## Exercise prompt
Your answer must be an exact copy of the data, without any pictures.

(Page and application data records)

______________________________

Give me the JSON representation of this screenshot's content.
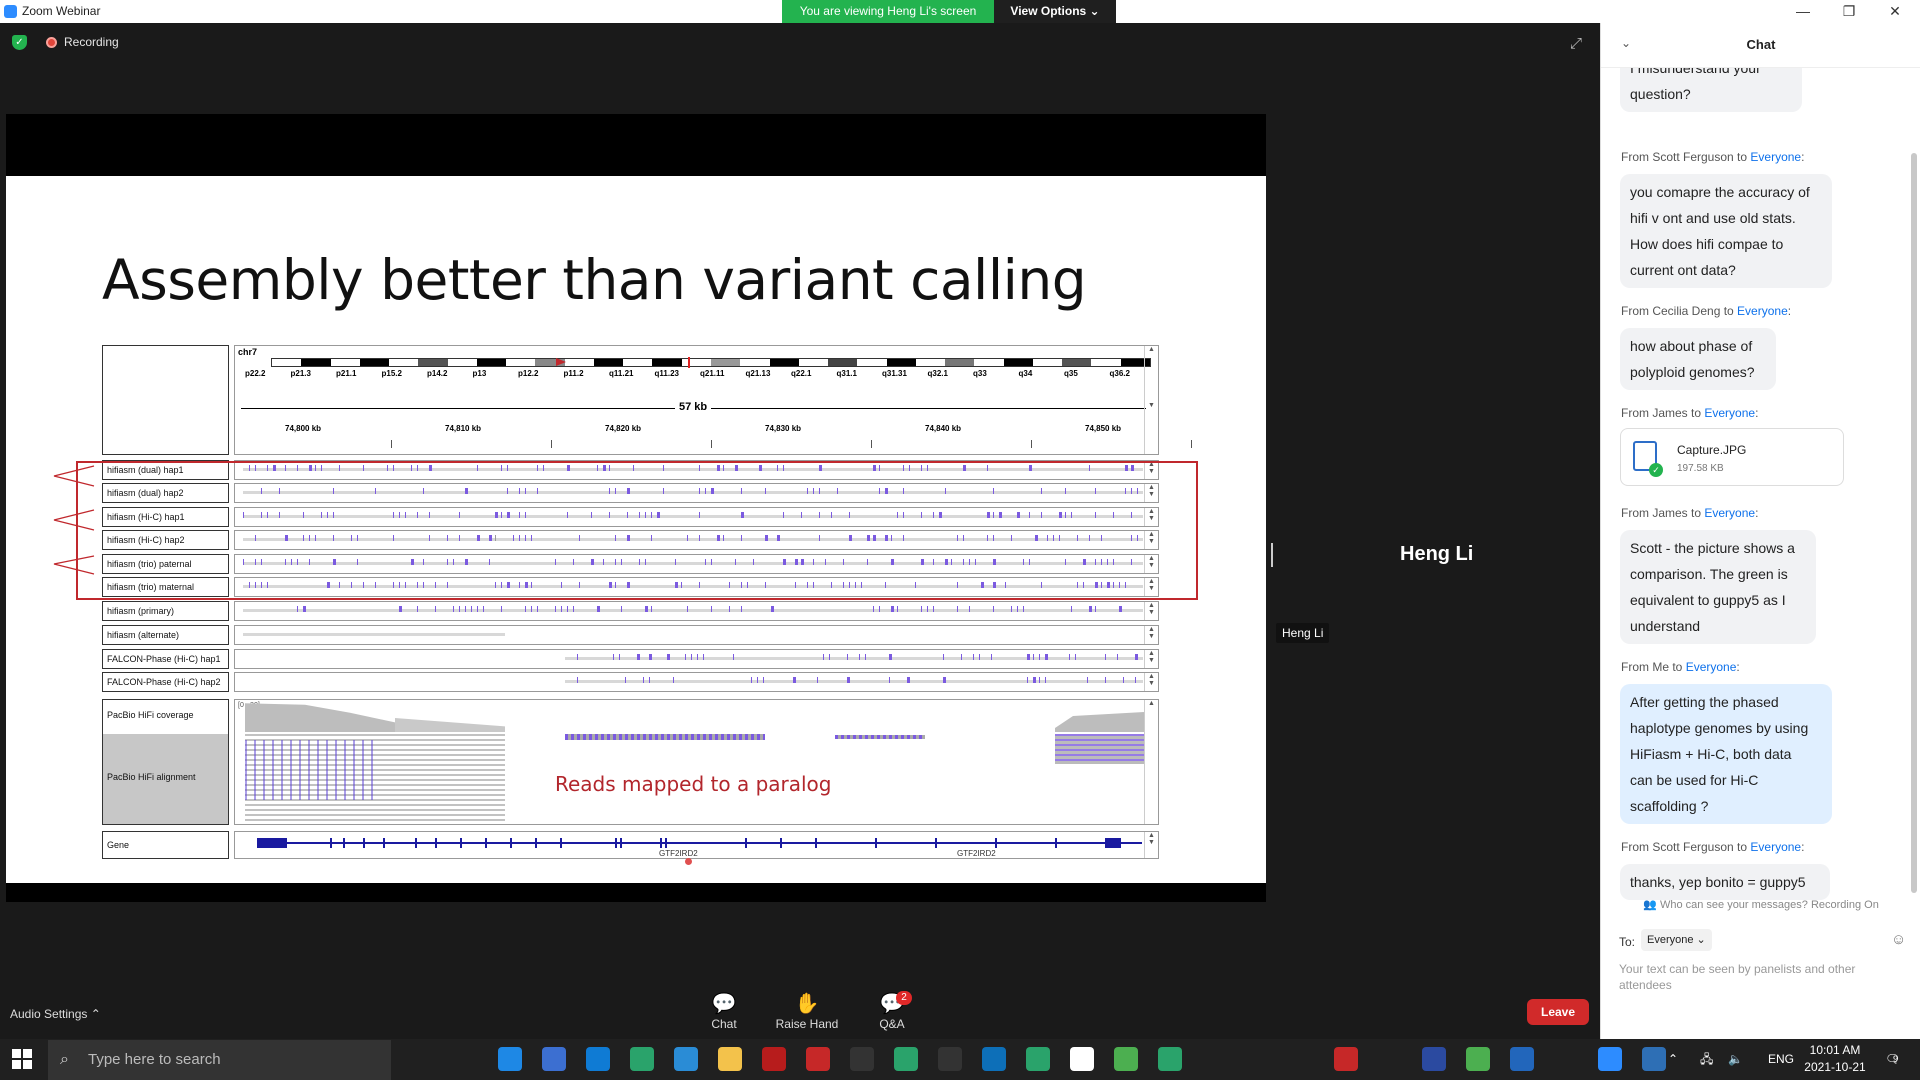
{
  "window": {
    "title": "Zoom Webinar",
    "minimize": "—",
    "restore": "❐",
    "close": "✕"
  },
  "banner": {
    "viewing": "You are viewing Heng Li's screen",
    "view_options": "View Options ⌄"
  },
  "meeting": {
    "recording_label": "Recording",
    "presenter_name": "Heng Li",
    "presenter_tag": "Heng Li"
  },
  "slide": {
    "title": "Assembly better than variant calling",
    "annotation": "Reads mapped to a paralog",
    "chrom": "chr7",
    "span": "57 kb",
    "bands": [
      "p22.2",
      "p21.3",
      "p21.1",
      "p15.2",
      "p14.2",
      "p13",
      "p12.2",
      "p11.2",
      "q11.21",
      "q11.23",
      "q21.11",
      "q21.13",
      "q22.1",
      "q31.1",
      "q31.31",
      "q32.1",
      "q33",
      "q34",
      "q35",
      "q36.2"
    ],
    "kb_ticks": [
      "74,800 kb",
      "74,810 kb",
      "74,820 kb",
      "74,830 kb",
      "74,840 kb",
      "74,850 kb"
    ],
    "tracks": [
      "hifiasm (dual) hap1",
      "hifiasm (dual) hap2",
      "hifiasm (Hi-C) hap1",
      "hifiasm (Hi-C) hap2",
      "hifiasm (trio) paternal",
      "hifiasm (trio) maternal",
      "hifiasm (primary)",
      "hifiasm (alternate)",
      "FALCON-Phase (Hi-C) hap1",
      "FALCON-Phase (Hi-C) hap2"
    ],
    "coverage_label": "PacBio HiFi coverage",
    "coverage_range": "[0 - 30]",
    "alignment_label": "PacBio HiFi alignment",
    "gene_label": "Gene",
    "gene_names": [
      "GTF2IRD2",
      "GTF2IRD2"
    ]
  },
  "toolbar": {
    "audio_settings": "Audio Settings ⌃",
    "chat": "Chat",
    "raise_hand": "Raise Hand",
    "qa": "Q&A",
    "qa_badge": "2",
    "leave": "Leave"
  },
  "chat": {
    "title": "Chat",
    "messages": [
      {
        "from": "",
        "to": "",
        "text_lines": [
          "I misunderstand your",
          "question?"
        ]
      },
      {
        "from": "From Scott Ferguson to ",
        "to": "Everyone",
        "text_lines": [
          "you comapre the accuracy of",
          "hifi v ont and use old stats.",
          "How does hifi compae to",
          "current ont data?"
        ]
      },
      {
        "from": "From Cecilia Deng to ",
        "to": "Everyone",
        "text_lines": [
          "how about phase of",
          "polyploid genomes?"
        ]
      },
      {
        "from": "From James to ",
        "to": "Everyone",
        "file_name": "Capture.JPG",
        "file_size": "197.58 KB"
      },
      {
        "from": "From James to ",
        "to": "Everyone",
        "text_lines": [
          "Scott - the picture shows a",
          "comparison. The green is",
          "equivalent to guppy5 as I",
          "understand"
        ]
      },
      {
        "from": "From Me to ",
        "to": "Everyone",
        "text_lines": [
          "After getting the phased",
          "haplotype genomes by using",
          "HiFiasm + Hi-C, both data",
          "can be used for Hi-C",
          "scaffolding ?"
        ]
      },
      {
        "from": "From Scott Ferguson to ",
        "to": "Everyone",
        "text_lines": [
          "thanks, yep bonito = guppy5"
        ]
      }
    ],
    "visibility_note": "Who can see your messages? Recording On",
    "to_label": "To:",
    "to_value": "Everyone ⌄",
    "input_placeholder": "Your text can be seen by panelists and other attendees"
  },
  "taskbar": {
    "search_placeholder": "Type here to search",
    "language": "ENG",
    "time": "10:01 AM",
    "date": "2021-10-21",
    "notification_count": "9"
  }
}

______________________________

## Written answer
Give me the JSON representation of this screenshot's content.
{
  "window": {
    "title": "Zoom Webinar",
    "minimize": "—",
    "restore": "❐",
    "close": "✕"
  },
  "banner": {
    "viewing": "You are viewing Heng Li's screen",
    "view_options": "View Options ⌄"
  },
  "meeting": {
    "recording_label": "Recording",
    "presenter_name": "Heng Li",
    "presenter_tag": "Heng Li"
  },
  "slide": {
    "title": "Assembly better than variant calling",
    "annotation": "Reads mapped to a paralog",
    "chrom": "chr7",
    "span": "57 kb",
    "bands": [
      "p22.2",
      "p21.3",
      "p21.1",
      "p15.2",
      "p14.2",
      "p13",
      "p12.2",
      "p11.2",
      "q11.21",
      "q11.23",
      "q21.11",
      "q21.13",
      "q22.1",
      "q31.1",
      "q31.31",
      "q32.1",
      "q33",
      "q34",
      "q35",
      "q36.2"
    ],
    "kb_ticks": [
      "74,800 kb",
      "74,810 kb",
      "74,820 kb",
      "74,830 kb",
      "74,840 kb",
      "74,850 kb"
    ],
    "tracks": [
      "hifiasm (dual) hap1",
      "hifiasm (dual) hap2",
      "hifiasm (Hi-C) hap1",
      "hifiasm (Hi-C) hap2",
      "hifiasm (trio) paternal",
      "hifiasm (trio) maternal",
      "hifiasm (primary)",
      "hifiasm (alternate)",
      "FALCON-Phase (Hi-C) hap1",
      "FALCON-Phase (Hi-C) hap2"
    ],
    "coverage_label": "PacBio HiFi coverage",
    "coverage_range": "[0 - 30]",
    "alignment_label": "PacBio HiFi alignment",
    "gene_label": "Gene",
    "gene_names": [
      "GTF2IRD2",
      "GTF2IRD2"
    ]
  },
  "toolbar": {
    "audio_settings": "Audio Settings ⌃",
    "chat": "Chat",
    "raise_hand": "Raise Hand",
    "qa": "Q&A",
    "qa_badge": "2",
    "leave": "Leave"
  },
  "chat": {
    "title": "Chat",
    "messages": [
      {
        "from": "",
        "to": "",
        "text_lines": [
          "I misunderstand your",
          "question?"
        ]
      },
      {
        "from": "From Scott Ferguson to ",
        "to": "Everyone",
        "text_lines": [
          "you comapre the accuracy of",
          "hifi v ont and use old stats.",
          "How does hifi compae to",
          "current ont data?"
        ]
      },
      {
        "from": "From Cecilia Deng to ",
        "to": "Everyone",
        "text_lines": [
          "how about phase of",
          "polyploid genomes?"
        ]
      },
      {
        "from": "From James to ",
        "to": "Everyone",
        "file_name": "Capture.JPG",
        "file_size": "197.58 KB"
      },
      {
        "from": "From James to ",
        "to": "Everyone",
        "text_lines": [
          "Scott - the picture shows a",
          "comparison. The green is",
          "equivalent to guppy5 as I",
          "understand"
        ]
      },
      {
        "from": "From Me to ",
        "to": "Everyone",
        "text_lines": [
          "After getting the phased",
          "haplotype genomes by using",
          "HiFiasm + Hi-C, both data",
          "can be used for Hi-C",
          "scaffolding ?"
        ]
      },
      {
        "from": "From Scott Ferguson to ",
        "to": "Everyone",
        "text_lines": [
          "thanks, yep bonito = guppy5"
        ]
      }
    ],
    "visibility_note": "Who can see your messages? Recording On",
    "to_label": "To:",
    "to_value": "Everyone ⌄",
    "input_placeholder": "Your text can be seen by panelists and other attendees"
  },
  "taskbar": {
    "search_placeholder": "Type here to search",
    "language": "ENG",
    "time": "10:01 AM",
    "date": "2021-10-21",
    "notification_count": "9"
  }
}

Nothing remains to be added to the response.